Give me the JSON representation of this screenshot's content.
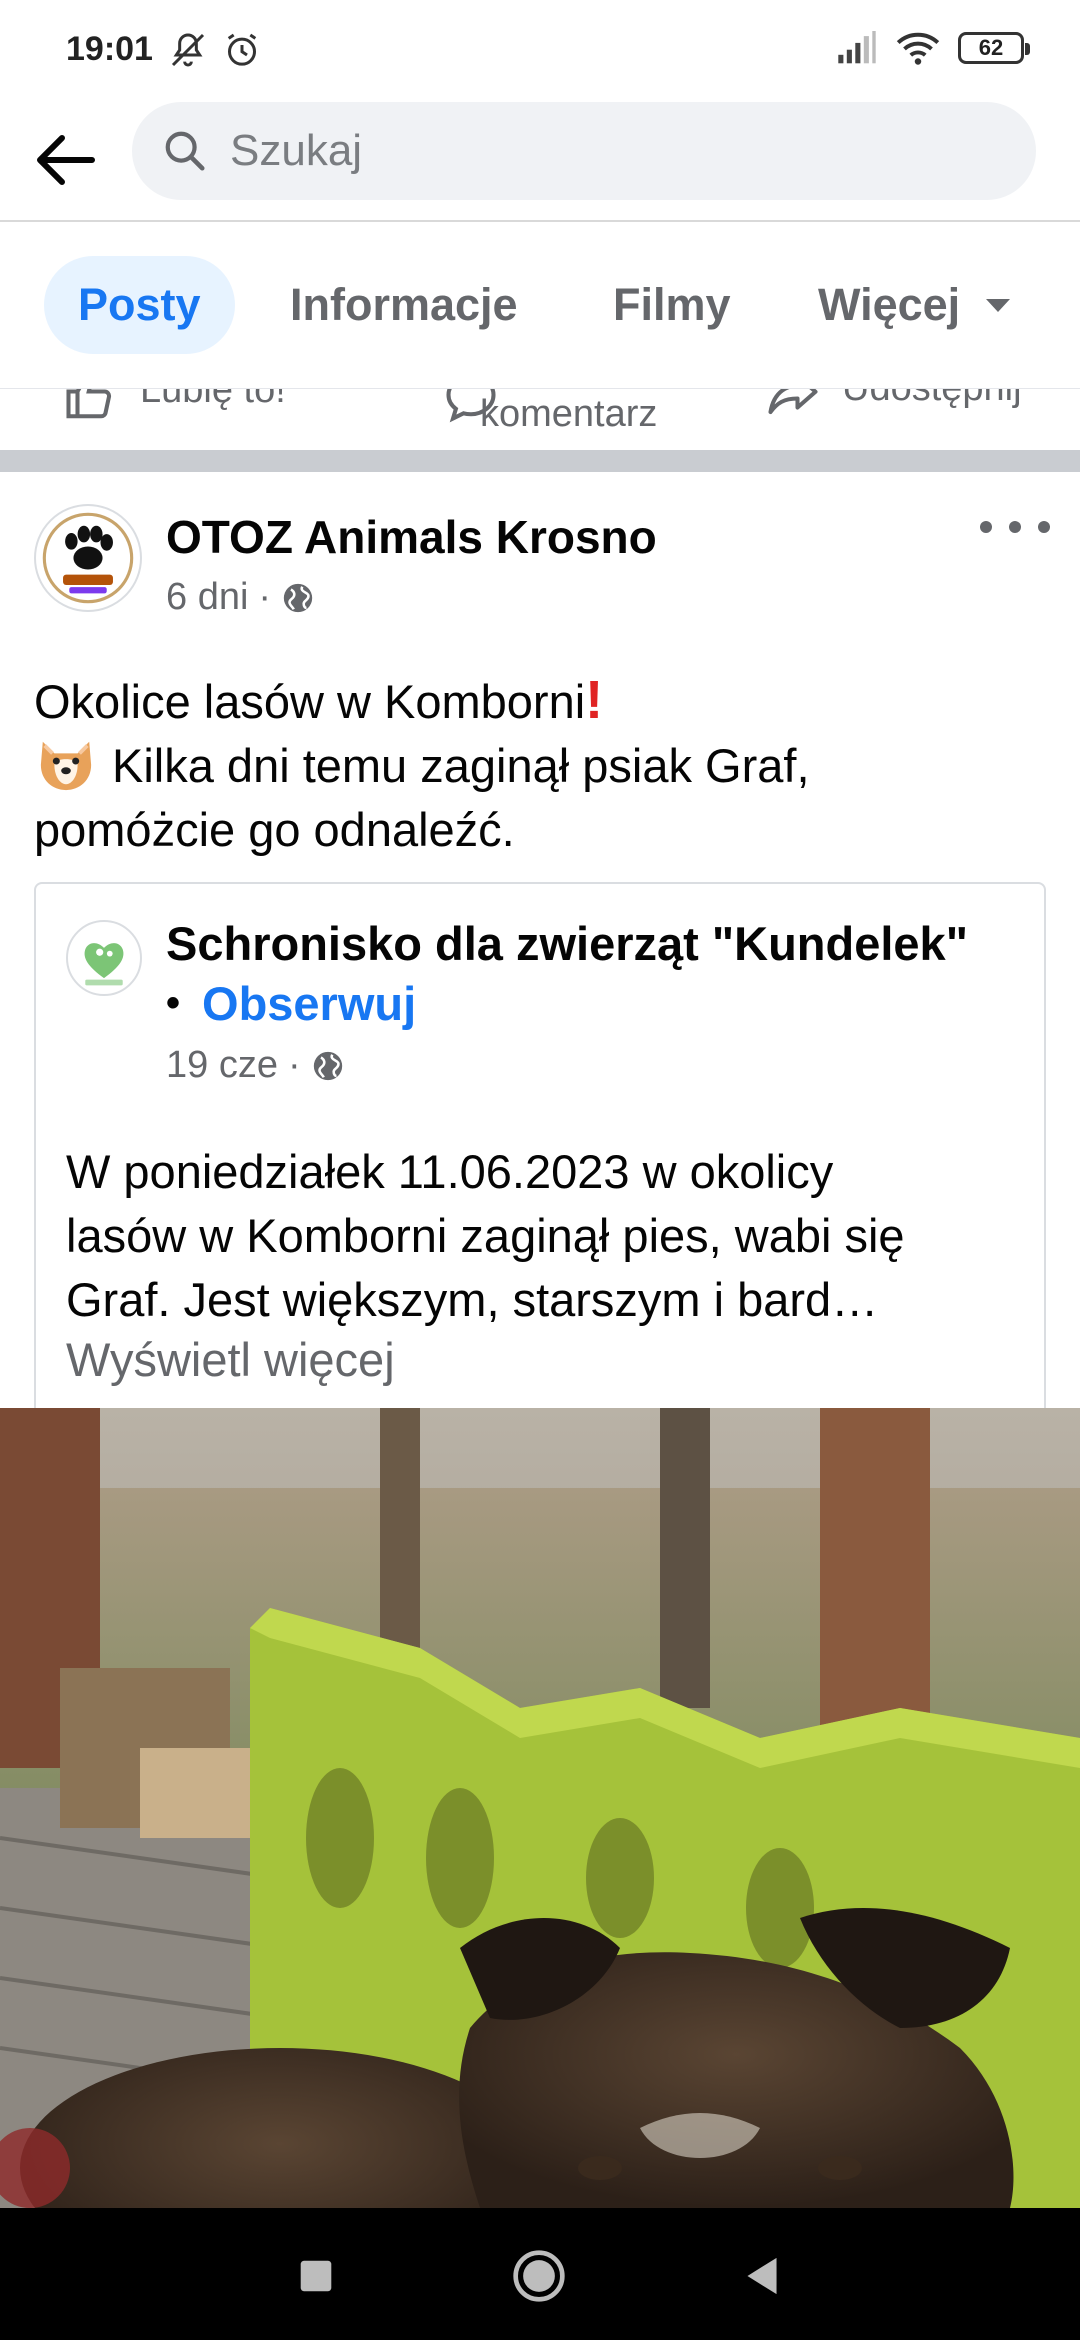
{
  "status_bar": {
    "time": "19:01",
    "battery": "62",
    "icons": [
      "mute-icon",
      "alarm-icon",
      "signal-icon",
      "wifi-icon",
      "battery-icon"
    ]
  },
  "search": {
    "placeholder": "Szukaj"
  },
  "tabs": [
    {
      "label": "Posty",
      "active": true
    },
    {
      "label": "Informacje",
      "active": false
    },
    {
      "label": "Filmy",
      "active": false
    },
    {
      "label": "Więcej",
      "active": false
    }
  ],
  "actions": {
    "like": "Lubię to!",
    "comment": "komentarz",
    "share": "Udostępnij"
  },
  "post": {
    "author": "OTOZ Animals Krosno",
    "time": "6 dni",
    "text_lines": [
      "Okolice lasów w Komborni",
      "Kilka dni temu zaginął psiak Graf,",
      "pomóżcie go odnaleźć."
    ],
    "shared": {
      "author": "Schronisko dla zwierząt \"Kundelek\"",
      "follow": "Obserwuj",
      "separator": "•",
      "time": "19 cze",
      "text_lines": [
        "W poniedziałek 11.06.2023 w okolicy",
        "lasów w Komborni zaginął pies, wabi się",
        "Graf. Jest większym, starszym i bard…"
      ],
      "see_more": "Wyświetl więcej"
    }
  },
  "colors": {
    "accent": "#1877f2",
    "tab_active_bg": "#e7f3ff",
    "secondary_text": "#65676b",
    "search_bg": "#f0f2f5"
  }
}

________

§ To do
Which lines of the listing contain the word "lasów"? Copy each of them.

§ Solution to this problem
      "Okolice lasów w Komborni",
        "lasów w Komborni zaginął pies, wabi się",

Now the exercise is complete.